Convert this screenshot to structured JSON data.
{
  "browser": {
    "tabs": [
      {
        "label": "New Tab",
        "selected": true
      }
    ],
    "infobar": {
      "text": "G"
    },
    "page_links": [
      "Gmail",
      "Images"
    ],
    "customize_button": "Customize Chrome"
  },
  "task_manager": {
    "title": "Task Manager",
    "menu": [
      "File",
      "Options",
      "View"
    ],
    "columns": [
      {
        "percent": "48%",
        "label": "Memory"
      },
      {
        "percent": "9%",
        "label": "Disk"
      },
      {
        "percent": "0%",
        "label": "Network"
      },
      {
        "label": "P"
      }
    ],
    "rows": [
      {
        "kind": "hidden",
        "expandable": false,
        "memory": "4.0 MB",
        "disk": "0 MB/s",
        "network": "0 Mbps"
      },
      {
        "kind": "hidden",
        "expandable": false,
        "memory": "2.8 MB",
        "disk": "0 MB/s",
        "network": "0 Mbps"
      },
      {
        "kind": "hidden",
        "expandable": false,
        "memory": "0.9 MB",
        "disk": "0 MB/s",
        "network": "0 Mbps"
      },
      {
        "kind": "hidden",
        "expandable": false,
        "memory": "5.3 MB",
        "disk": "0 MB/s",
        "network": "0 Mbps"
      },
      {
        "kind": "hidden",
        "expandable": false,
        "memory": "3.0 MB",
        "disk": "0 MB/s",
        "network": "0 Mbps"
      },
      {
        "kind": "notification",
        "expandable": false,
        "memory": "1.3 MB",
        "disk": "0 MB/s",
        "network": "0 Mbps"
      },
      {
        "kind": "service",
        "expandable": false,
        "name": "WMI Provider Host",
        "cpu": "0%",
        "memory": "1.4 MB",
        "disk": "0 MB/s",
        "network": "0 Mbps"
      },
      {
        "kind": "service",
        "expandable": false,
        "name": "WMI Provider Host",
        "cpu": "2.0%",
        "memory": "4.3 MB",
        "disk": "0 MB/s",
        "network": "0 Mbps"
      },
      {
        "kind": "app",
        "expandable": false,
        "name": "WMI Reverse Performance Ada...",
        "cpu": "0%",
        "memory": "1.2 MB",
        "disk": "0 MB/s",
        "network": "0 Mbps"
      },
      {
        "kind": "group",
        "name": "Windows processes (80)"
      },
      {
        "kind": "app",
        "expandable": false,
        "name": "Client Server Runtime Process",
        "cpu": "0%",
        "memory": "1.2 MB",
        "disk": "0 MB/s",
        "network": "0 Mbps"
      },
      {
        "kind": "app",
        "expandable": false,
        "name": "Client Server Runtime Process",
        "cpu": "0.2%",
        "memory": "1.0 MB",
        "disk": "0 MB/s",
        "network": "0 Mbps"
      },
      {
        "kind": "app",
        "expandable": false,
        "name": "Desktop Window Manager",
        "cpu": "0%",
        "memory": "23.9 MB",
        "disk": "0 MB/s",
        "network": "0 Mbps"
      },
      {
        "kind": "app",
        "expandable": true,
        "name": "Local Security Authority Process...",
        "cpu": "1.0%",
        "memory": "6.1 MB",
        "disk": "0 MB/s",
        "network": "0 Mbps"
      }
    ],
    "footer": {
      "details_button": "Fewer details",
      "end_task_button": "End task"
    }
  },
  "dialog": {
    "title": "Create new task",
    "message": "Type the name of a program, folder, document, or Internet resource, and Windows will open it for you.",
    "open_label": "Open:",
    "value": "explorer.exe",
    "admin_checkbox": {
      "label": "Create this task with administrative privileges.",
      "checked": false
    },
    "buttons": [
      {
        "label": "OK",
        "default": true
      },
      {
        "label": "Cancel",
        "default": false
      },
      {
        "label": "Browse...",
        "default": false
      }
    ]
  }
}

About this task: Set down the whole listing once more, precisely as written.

Problem solution:
Convert this screenshot to structured JSON data.
{
  "browser": {
    "tabs": [
      {
        "label": "New Tab",
        "selected": true
      }
    ],
    "infobar": {
      "text": "G"
    },
    "page_links": [
      "Gmail",
      "Images"
    ],
    "customize_button": "Customize Chrome"
  },
  "task_manager": {
    "title": "Task Manager",
    "menu": [
      "File",
      "Options",
      "View"
    ],
    "columns": [
      {
        "percent": "48%",
        "label": "Memory"
      },
      {
        "percent": "9%",
        "label": "Disk"
      },
      {
        "percent": "0%",
        "label": "Network"
      },
      {
        "label": "P"
      }
    ],
    "rows": [
      {
        "kind": "hidden",
        "expandable": false,
        "memory": "4.0 MB",
        "disk": "0 MB/s",
        "network": "0 Mbps"
      },
      {
        "kind": "hidden",
        "expandable": false,
        "memory": "2.8 MB",
        "disk": "0 MB/s",
        "network": "0 Mbps"
      },
      {
        "kind": "hidden",
        "expandable": false,
        "memory": "0.9 MB",
        "disk": "0 MB/s",
        "network": "0 Mbps"
      },
      {
        "kind": "hidden",
        "expandable": false,
        "memory": "5.3 MB",
        "disk": "0 MB/s",
        "network": "0 Mbps"
      },
      {
        "kind": "hidden",
        "expandable": false,
        "memory": "3.0 MB",
        "disk": "0 MB/s",
        "network": "0 Mbps"
      },
      {
        "kind": "notification",
        "expandable": false,
        "memory": "1.3 MB",
        "disk": "0 MB/s",
        "network": "0 Mbps"
      },
      {
        "kind": "service",
        "expandable": false,
        "name": "WMI Provider Host",
        "cpu": "0%",
        "memory": "1.4 MB",
        "disk": "0 MB/s",
        "network": "0 Mbps"
      },
      {
        "kind": "service",
        "expandable": false,
        "name": "WMI Provider Host",
        "cpu": "2.0%",
        "memory": "4.3 MB",
        "disk": "0 MB/s",
        "network": "0 Mbps"
      },
      {
        "kind": "app",
        "expandable": false,
        "name": "WMI Reverse Performance Ada...",
        "cpu": "0%",
        "memory": "1.2 MB",
        "disk": "0 MB/s",
        "network": "0 Mbps"
      },
      {
        "kind": "group",
        "name": "Windows processes (80)"
      },
      {
        "kind": "app",
        "expandable": false,
        "name": "Client Server Runtime Process",
        "cpu": "0%",
        "memory": "1.2 MB",
        "disk": "0 MB/s",
        "network": "0 Mbps"
      },
      {
        "kind": "app",
        "expandable": false,
        "name": "Client Server Runtime Process",
        "cpu": "0.2%",
        "memory": "1.0 MB",
        "disk": "0 MB/s",
        "network": "0 Mbps"
      },
      {
        "kind": "app",
        "expandable": false,
        "name": "Desktop Window Manager",
        "cpu": "0%",
        "memory": "23.9 MB",
        "disk": "0 MB/s",
        "network": "0 Mbps"
      },
      {
        "kind": "app",
        "expandable": true,
        "name": "Local Security Authority Process...",
        "cpu": "1.0%",
        "memory": "6.1 MB",
        "disk": "0 MB/s",
        "network": "0 Mbps"
      }
    ],
    "footer": {
      "details_button": "Fewer details",
      "end_task_button": "End task"
    }
  },
  "dialog": {
    "title": "Create new task",
    "message": "Type the name of a program, folder, document, or Internet resource, and Windows will open it for you.",
    "open_label": "Open:",
    "value": "explorer.exe",
    "admin_checkbox": {
      "label": "Create this task with administrative privileges.",
      "checked": false
    },
    "buttons": [
      {
        "label": "OK",
        "default": true
      },
      {
        "label": "Cancel",
        "default": false
      },
      {
        "label": "Browse...",
        "default": false
      }
    ]
  }
}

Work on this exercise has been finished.